LOS ANGELES (Los Angeles Times) — Charles Garabedian, modern artist of mythological themes, who was raised in East L.A., fought Air Force missions in World War II and studied history before his late-bloomer drift into painting, died last week at his Santa Monica home from prostate cancer, said his wife, Gwendolyn. He was 92.
Garabedian was known for bright, cannily cartoonish oil paintings in which scenes from Greek epics, even savage ones, were awash in cheerful color.
His work married wisdom with childlike innocence. The colors were pretty, the themes often dark.
The figures in his paintings wore enigmatic smiles. Dreamily entwined, or braced in ambiguous postures, their attitudes reflected Garabedian’s: “There are no absolutes,” he told a Times writer in 2011. “There is nothing you can really count on. And I think it’s better that way.”
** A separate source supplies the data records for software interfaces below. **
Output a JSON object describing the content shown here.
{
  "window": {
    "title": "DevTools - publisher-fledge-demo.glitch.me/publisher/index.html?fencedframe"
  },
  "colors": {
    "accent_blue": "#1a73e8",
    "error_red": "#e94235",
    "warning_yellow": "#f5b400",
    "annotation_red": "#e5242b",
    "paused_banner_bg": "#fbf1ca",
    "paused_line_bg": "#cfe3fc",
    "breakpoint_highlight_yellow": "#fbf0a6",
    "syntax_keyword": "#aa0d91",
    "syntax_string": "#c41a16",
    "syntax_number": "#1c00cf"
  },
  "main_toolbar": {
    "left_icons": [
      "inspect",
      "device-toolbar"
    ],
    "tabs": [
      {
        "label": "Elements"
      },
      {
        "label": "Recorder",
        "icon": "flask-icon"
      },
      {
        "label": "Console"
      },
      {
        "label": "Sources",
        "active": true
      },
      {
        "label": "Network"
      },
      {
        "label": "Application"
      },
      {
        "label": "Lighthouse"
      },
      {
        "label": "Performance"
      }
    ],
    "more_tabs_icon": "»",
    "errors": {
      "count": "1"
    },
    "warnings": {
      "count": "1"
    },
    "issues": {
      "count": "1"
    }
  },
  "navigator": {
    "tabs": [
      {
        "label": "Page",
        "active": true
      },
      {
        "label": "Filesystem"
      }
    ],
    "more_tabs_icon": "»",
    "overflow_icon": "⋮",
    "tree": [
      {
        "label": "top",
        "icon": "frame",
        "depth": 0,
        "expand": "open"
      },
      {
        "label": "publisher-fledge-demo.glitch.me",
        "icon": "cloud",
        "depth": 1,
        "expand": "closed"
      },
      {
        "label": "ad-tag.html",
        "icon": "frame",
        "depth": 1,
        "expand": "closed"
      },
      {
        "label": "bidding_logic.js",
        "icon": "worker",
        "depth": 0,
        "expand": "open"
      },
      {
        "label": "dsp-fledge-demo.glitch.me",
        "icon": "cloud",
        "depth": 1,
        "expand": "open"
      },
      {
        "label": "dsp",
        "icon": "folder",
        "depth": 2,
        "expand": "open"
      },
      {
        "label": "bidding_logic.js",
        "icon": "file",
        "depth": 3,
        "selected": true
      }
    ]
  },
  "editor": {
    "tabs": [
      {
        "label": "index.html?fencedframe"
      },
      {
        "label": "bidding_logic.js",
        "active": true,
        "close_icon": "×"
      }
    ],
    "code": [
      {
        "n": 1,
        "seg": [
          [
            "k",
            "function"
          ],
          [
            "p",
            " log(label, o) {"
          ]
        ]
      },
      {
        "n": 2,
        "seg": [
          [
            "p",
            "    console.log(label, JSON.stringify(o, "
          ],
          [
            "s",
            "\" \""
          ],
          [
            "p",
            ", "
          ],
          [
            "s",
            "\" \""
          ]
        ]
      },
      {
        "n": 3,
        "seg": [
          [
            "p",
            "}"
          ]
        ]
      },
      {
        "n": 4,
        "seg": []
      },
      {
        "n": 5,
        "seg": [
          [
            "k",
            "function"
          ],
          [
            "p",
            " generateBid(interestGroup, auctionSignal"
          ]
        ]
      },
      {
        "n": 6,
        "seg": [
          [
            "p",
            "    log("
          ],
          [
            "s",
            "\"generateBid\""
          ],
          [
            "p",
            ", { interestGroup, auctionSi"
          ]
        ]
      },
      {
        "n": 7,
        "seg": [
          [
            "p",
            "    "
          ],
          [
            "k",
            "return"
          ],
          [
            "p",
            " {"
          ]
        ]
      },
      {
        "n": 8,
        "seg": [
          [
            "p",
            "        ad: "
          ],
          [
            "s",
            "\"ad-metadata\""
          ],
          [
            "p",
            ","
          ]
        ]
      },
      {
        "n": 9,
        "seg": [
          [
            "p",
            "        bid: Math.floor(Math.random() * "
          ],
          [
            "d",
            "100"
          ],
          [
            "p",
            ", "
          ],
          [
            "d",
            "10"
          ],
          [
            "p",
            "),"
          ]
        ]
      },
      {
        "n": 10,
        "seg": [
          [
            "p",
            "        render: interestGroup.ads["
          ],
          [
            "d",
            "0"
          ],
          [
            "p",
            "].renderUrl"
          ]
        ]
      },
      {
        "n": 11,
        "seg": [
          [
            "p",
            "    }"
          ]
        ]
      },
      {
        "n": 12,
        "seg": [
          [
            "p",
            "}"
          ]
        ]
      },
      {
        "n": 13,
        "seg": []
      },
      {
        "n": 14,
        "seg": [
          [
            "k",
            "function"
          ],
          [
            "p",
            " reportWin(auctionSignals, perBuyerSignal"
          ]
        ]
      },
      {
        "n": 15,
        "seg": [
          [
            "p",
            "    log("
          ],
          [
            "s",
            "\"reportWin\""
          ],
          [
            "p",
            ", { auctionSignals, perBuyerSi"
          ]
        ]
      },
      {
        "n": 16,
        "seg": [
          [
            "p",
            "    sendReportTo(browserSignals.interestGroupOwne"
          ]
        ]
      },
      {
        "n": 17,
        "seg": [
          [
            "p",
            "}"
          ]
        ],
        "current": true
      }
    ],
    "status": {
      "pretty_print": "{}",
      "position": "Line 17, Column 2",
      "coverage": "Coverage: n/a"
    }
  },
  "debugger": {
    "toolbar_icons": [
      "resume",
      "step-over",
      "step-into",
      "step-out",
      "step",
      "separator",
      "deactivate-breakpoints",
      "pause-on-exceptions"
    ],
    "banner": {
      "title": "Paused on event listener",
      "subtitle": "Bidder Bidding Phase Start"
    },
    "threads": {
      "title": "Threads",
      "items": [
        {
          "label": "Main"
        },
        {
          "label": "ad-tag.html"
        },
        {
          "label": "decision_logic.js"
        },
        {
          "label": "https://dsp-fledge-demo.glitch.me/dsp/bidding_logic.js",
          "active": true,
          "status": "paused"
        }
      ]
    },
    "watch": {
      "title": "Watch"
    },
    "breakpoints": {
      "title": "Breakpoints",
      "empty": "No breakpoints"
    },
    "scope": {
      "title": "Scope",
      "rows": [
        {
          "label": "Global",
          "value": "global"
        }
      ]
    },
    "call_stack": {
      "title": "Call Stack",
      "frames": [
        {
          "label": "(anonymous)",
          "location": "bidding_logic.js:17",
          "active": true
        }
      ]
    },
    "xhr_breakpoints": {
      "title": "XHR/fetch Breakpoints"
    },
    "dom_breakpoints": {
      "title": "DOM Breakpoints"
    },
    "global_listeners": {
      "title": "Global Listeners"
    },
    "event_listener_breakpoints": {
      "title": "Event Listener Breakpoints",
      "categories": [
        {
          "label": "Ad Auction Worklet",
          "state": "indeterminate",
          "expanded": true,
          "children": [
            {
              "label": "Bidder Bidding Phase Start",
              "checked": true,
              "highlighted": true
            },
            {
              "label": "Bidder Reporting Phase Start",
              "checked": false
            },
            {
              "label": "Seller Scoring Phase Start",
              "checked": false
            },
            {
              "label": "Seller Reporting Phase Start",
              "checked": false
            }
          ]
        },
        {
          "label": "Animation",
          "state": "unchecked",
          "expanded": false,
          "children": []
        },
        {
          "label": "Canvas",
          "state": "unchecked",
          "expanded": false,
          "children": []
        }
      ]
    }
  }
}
The UCLA-trained Garabedian won a National Endowment for the Arts fellowship in 1977 and a Guggenheim fellowship three years later, and his work is included in numerous collections, including the Metropolitan Museum of Art and the Whitney Museum of American Art in New York and the Museum of Contemporary Art in Los Angeles.